Published in Anarchist Studies, Volume 16, Issue 2, January 1, 2008, pages 154-172.
Copyright © 2008 Lawrence & Wishart. This is an electronic version of an article published in Anarchist Studies. Journal website: http://www.lwbooks.co.uk/journals/anarchiststudies/.
Although the Gunpowder Plot of 1605 failed at the level of conventional political action, it had a profound impact on Anglo-American political culture. The Plot added the face of Guy Fawkes to our political iconography, and Introduced the word 'guy' into the English language. This paper argues that the face of Fawkes and the word 'guy' have become what poststructuralists call 'free floating signifiers.' Liberated from all permanent meaning, this image and this word have become potent instruments for the promotion of postmodern anarchism. The comic book V for Vendetta (Alan Moore and David Lloyd, 1981) makes very effective use of these instruments. This book uses the image of Guy Fawkes to initiate a powerful anarchist critique of fascism. The book experiments with postmodern symbolism, but its version of anarchism remains mainly modern. However, the film version of V for Vendetta (dir.
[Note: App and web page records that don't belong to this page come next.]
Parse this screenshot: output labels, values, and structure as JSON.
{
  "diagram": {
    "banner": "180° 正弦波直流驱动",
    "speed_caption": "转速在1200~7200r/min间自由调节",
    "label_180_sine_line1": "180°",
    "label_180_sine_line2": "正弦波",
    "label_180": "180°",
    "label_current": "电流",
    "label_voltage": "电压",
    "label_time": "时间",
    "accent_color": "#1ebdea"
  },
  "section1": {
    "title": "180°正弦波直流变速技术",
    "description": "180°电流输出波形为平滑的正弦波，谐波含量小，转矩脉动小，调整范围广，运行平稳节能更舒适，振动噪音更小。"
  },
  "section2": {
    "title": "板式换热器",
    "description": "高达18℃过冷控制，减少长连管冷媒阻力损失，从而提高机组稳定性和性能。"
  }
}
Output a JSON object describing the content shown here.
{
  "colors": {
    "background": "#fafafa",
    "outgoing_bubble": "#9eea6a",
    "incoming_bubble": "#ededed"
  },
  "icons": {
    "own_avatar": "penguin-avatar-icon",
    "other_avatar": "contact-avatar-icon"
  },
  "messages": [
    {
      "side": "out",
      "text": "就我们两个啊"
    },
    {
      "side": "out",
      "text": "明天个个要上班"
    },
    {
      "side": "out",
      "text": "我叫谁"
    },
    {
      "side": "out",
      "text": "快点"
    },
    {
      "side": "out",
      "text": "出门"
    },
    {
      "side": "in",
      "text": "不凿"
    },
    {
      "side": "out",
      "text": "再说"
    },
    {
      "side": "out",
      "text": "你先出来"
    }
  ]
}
James McTeigue, screenplay by the Wachowski Brothers, 2006) articulates a full-blown postmodern anarchism. This film has been widely criticised, but critics overlook the film's valuable contributions. In the film, the face of Fawkes provides the basis for sophisticated representations of sexuality, mass media systems and anarchist political action. Through its visual iconography, the film thus provides mainstream cinema audiences with an effective introduction to the symbolic vocabulary of post modern anarchism.